List each line of the data that holds the string "true", please.

▸ **Data extract**
--- START ---

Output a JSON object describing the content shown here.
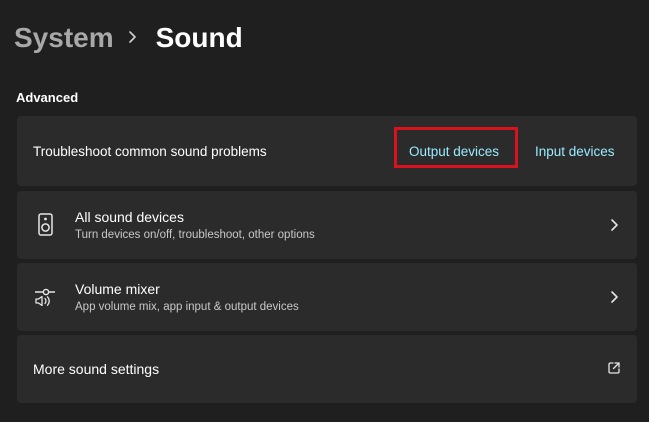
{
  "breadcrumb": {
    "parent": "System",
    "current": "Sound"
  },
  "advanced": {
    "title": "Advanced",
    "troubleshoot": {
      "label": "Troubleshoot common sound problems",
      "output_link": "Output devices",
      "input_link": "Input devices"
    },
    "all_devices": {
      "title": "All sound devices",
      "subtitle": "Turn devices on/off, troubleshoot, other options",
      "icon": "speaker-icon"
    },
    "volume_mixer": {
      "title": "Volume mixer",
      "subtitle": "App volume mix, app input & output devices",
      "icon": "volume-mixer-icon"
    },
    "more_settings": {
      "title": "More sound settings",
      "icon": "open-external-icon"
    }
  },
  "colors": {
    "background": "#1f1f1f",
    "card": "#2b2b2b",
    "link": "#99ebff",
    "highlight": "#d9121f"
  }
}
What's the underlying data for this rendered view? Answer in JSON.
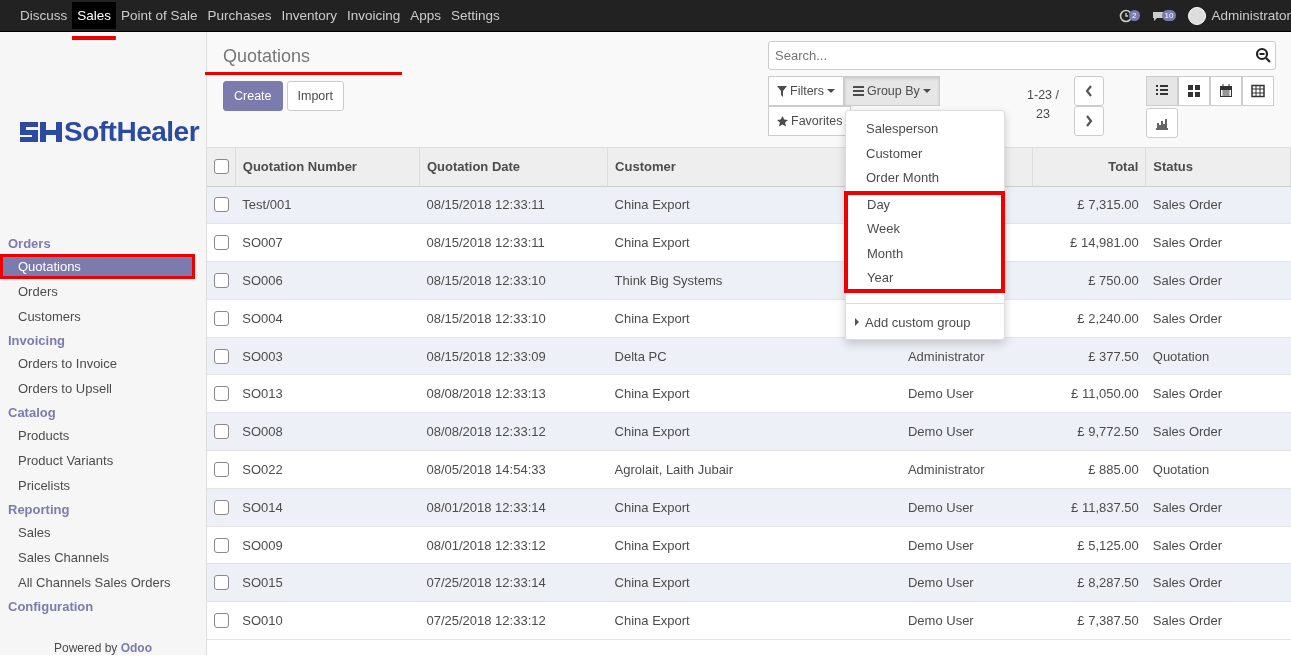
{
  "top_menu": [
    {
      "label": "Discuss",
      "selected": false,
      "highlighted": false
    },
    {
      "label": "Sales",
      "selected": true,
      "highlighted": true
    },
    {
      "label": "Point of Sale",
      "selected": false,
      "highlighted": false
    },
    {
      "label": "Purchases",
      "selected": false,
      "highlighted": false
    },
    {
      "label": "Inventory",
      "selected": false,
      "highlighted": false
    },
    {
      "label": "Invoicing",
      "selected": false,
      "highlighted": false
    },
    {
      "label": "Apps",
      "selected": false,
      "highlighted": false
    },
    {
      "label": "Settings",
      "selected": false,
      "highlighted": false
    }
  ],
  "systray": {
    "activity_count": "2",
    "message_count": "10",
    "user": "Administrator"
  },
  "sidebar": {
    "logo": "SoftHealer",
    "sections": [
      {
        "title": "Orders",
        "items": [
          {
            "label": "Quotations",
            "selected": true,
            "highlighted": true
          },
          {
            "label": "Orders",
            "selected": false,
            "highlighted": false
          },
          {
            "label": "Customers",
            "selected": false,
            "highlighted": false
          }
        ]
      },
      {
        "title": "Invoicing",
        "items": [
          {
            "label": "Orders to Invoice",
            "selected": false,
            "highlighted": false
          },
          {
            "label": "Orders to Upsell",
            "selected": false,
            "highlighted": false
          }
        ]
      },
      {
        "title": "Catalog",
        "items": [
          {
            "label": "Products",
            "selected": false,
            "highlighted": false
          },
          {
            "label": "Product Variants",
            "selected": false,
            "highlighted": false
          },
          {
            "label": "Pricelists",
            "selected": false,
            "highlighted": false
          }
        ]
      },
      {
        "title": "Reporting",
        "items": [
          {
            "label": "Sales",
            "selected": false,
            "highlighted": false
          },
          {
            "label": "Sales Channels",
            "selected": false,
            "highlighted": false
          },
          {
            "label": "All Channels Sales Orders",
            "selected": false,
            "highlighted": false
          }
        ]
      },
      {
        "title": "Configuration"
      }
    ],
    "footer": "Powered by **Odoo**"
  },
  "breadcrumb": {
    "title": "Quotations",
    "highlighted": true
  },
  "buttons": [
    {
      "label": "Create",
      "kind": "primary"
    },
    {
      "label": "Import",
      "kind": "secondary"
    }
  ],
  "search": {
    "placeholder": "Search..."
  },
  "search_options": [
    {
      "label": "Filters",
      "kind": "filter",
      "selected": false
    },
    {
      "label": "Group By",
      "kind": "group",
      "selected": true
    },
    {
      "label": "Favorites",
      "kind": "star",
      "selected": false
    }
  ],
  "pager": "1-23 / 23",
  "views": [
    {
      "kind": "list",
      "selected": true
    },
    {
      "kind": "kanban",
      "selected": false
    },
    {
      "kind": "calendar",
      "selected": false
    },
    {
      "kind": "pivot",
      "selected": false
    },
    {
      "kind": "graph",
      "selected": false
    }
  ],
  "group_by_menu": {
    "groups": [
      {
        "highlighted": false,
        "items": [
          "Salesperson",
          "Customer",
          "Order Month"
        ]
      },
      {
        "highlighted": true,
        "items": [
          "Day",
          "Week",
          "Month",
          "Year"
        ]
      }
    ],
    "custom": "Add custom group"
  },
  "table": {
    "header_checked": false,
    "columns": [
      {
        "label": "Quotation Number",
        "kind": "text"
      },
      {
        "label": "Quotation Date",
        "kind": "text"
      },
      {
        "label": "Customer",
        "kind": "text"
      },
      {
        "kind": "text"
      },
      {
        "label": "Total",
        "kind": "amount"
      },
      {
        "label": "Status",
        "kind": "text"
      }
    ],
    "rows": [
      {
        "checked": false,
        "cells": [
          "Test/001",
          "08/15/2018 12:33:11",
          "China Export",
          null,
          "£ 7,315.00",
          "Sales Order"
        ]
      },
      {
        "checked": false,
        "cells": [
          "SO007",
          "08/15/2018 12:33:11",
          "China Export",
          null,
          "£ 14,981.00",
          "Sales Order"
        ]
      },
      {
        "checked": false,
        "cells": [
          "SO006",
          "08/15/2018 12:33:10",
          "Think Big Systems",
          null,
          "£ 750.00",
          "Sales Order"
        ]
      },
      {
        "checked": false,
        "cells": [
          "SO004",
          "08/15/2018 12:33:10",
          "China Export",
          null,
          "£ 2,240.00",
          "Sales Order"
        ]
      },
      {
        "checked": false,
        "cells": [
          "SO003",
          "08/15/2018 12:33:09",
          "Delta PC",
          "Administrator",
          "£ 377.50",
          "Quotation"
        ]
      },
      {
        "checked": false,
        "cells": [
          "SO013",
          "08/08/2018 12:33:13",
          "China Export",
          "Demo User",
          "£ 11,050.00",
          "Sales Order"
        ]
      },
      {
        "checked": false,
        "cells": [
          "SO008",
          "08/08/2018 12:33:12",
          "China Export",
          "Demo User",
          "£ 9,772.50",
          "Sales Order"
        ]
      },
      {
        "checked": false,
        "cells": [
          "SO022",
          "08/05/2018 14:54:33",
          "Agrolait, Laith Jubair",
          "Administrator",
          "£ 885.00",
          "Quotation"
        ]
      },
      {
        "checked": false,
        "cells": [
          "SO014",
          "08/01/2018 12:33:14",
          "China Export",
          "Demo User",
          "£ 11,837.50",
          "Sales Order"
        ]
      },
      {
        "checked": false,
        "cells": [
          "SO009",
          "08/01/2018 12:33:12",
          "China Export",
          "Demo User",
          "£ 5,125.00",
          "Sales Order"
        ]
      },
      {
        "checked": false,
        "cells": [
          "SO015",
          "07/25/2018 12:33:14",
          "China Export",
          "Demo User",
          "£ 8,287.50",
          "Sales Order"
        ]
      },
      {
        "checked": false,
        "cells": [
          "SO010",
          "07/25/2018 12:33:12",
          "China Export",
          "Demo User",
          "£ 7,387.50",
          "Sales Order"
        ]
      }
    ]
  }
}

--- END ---

▸ **Solution**
      "selected": true,
      "highlighted": true
            "selected": true,
            "highlighted": true
    "highlighted": true
      "selected": true
      "selected": true
        "highlighted": true,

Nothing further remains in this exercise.